Wednesday, 11 July 2018
Regency A/B/C (Hyatt Regency Vancouver)
Classifications of cloud data into Cloud Regimes (CR) and compositing based on meteorological parameters, Dynamic Regimes (DR), are often used in the statistical analysis of cloud properties. We apply the Self-Organizing Map technique to International Satellite Cloud Climatology Project (ISCCP) D1 joint histograms of optical depth versus cloud top pressure to produce CR. We then apply the same methodology to ERA–Interim pressure vertical velocity output to produce a set of DR. The CR created improved the separation between high-level cloud regimes compared to previous work. Composites of IS2CCP joint histogram data using the DR produce coherent groupings similar to those in the CR scheme, highlighting the utility of the DR, particularly in regions of ascent. Both classifications display coherent geographical patterns and reproduce relationships between vertical velocity and cloud properties. However, the CR produces more coherent clusters with higher intra-cluster similarity and a greater range of independent cloud classes. Two independent tests of the classifications compare composites using ISCCP FD output and CloudSat observations. The regional variability of longwave cloud radiative effect for particular nodes is significantly higher in the DR than the CR scheme suggesting a poorer classification. Composite mean CloudSat reflectivity–altitude joint histograms represent all major cloud types in the CR scheme, while the DR grouping is less coherent and misses classes. Our analysis suggests that the CR scheme produces a more meaningful classification than the DR scheme. Contingency table analysis indicates a low association between classifications, suggesting classifications combining both schemes will have additional value.

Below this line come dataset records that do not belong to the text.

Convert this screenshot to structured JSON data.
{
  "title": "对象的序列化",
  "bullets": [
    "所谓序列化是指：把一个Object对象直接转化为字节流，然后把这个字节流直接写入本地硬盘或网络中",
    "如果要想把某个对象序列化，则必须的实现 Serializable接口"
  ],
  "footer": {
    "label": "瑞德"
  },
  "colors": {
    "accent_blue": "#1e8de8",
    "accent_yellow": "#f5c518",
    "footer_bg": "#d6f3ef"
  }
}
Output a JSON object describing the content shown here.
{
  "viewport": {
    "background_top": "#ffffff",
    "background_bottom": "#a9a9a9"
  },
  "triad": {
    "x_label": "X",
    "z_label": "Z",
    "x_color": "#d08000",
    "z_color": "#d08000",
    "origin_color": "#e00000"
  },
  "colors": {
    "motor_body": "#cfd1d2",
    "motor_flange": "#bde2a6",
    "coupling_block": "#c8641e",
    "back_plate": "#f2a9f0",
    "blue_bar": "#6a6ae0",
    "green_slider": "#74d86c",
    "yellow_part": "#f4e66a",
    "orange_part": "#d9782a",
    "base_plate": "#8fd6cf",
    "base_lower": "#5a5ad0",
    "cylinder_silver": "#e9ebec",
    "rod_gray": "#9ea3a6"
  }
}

- Indicates paper has been withdrawn from meeting
- Indicates an Award Winner